The Educational Arms Race

As we head into another year of hard work and hand over €2000 for our free education, Emer Sugrue asks, is building up huge debts while living off beans and vodka for four years really worth it?

What is a degree worth? I know that it is worth at least €2,333 to you this year. It’s probably worth a whole lot more. How high would the fees have to go before you would refuse to pay them? We may find out next year.

But giros aside, what is it really worth? You know what you are putting in; money, work and several years of your life, so you should know what you are hoping to get back for it. If you were to think like a banker and evaluate your investment (ok, well, not one of our bankers obviously, but a good banker, a banker who is good at his job and shouldn’t be in prison), you should be able to figure out what your returns will be.

The answer may depress you.

The number of people going on to third level education has risen steadily throughout your lifetime. Third level student numbers increased by 105 per cent between 1990 and 2004, reaching 55 per cent of school leavers by 2005, and rising an average 1 per cent per year since. The number of young adults aged 25 to 34 (the age at which there is most competition in launching a career) who have degrees is 41.6 per cent, far ahead of the EU average of 29.1 per cent. The Irish workforce has never been more educated.

The problem is that while education for it’s own sake is a wonderful thing, it doesn’t actually benefit you, apart from on a sort of intangible spiritual level. Getting a degree has never been more costly while providing fewer advantages. Once, any degree pushed you ahead of the crowd; now it just brings you up to average. Each extra degree there is in the country makes yours less valuable. We are more educated but there aren’t more jobs. This is educational inflation at its worst. Degrees, like everything in the world, have their value measured by rarity. Gold isn’t valuable because it’s useful, it’s because there’s not much of it about.

Now that third level education, at 60 per cent of the young population, has become the norm, the de facto minimum school-leaving age has been pushed forward into our mid-twenties. Twenty years ago a young person could finish their free education, Leaving Cert results in hand, and get a decent starter job in an office. Sure, it wouldn’t be glamorous, and they’d spend the first couple of years filing and getting coffee, but they had a wage and independence and they worked their way up.

Now a school leaver must first shell out thousands of Euro to spend three wage-less years getting a completely irrelevant degree to get the same job, probably having spent three summers working in offices for free to build up their CV. Followed by a few of years of filing, getting coffee and working their way up.  An Arts degree is becoming something you do on the side while building up your portfolio. A hobby, a crèche for young adults.

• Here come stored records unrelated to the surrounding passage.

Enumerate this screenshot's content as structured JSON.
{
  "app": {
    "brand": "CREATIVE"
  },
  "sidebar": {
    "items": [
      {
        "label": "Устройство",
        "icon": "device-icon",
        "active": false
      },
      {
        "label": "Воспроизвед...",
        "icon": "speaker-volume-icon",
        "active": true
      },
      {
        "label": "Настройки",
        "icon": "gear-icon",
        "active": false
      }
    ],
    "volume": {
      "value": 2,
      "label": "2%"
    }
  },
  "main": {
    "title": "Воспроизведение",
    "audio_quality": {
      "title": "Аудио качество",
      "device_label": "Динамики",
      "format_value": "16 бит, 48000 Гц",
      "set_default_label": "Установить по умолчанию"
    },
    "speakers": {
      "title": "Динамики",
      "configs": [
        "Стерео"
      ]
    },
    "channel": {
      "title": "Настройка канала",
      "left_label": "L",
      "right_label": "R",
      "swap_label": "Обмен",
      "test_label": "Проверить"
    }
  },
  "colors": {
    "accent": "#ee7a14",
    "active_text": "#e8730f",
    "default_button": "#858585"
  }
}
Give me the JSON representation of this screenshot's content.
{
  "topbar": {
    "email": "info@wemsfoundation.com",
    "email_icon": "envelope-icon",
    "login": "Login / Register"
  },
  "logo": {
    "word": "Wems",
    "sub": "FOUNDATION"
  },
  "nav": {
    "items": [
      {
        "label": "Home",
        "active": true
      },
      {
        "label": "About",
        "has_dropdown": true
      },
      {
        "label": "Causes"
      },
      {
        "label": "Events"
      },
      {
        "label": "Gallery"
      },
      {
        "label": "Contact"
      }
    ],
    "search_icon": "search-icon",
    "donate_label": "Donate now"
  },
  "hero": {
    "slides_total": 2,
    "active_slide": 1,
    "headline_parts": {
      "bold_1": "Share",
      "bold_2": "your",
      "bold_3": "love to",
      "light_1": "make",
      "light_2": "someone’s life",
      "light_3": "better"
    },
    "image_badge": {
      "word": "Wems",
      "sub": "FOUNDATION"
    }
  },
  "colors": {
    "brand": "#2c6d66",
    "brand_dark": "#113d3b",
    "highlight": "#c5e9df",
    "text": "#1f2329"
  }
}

These days a degree is worth precisely sod all (I calculated) in terms of job advantages, but this isn’t to say it’s not worth getting; in fact it’s the opposite. You need it now more then ever. You need it just to keep up. It may not be an advantage to have one, but it is most certainly a disadvantage not to. The jobs available to school leavers are scarce, and need impossible amounts of work experience. They’ll find themselves under-qualified for dish washing and shelf stacking, but don’t worry, I hear they offer unpaid internships for that.

A rising tide raises all boats, and it has left us in the same position but drowning in debt. Educational inflation is nothing new; once upon a time the majority left education at fifteen to start work, and the change has been nothing but positive. The big difference is, secondary education is free. There are expenses such as books and uniforms of course, but nothing like the fees we are obliged to pay for college. Ireland has ended up in the worst of both worlds, we have fees while pretending we don’t.

The only option for someone to compete in the jobs market is to get even more degrees. More than ever before there are students going on to do Masters degrees, unemployed people going back to college to retrain, managers using their work experience as prior learning to get fast-tracked into business, management or even science degrees. When everyone else has a degree, what can you do?

The educational arms race is in full swing.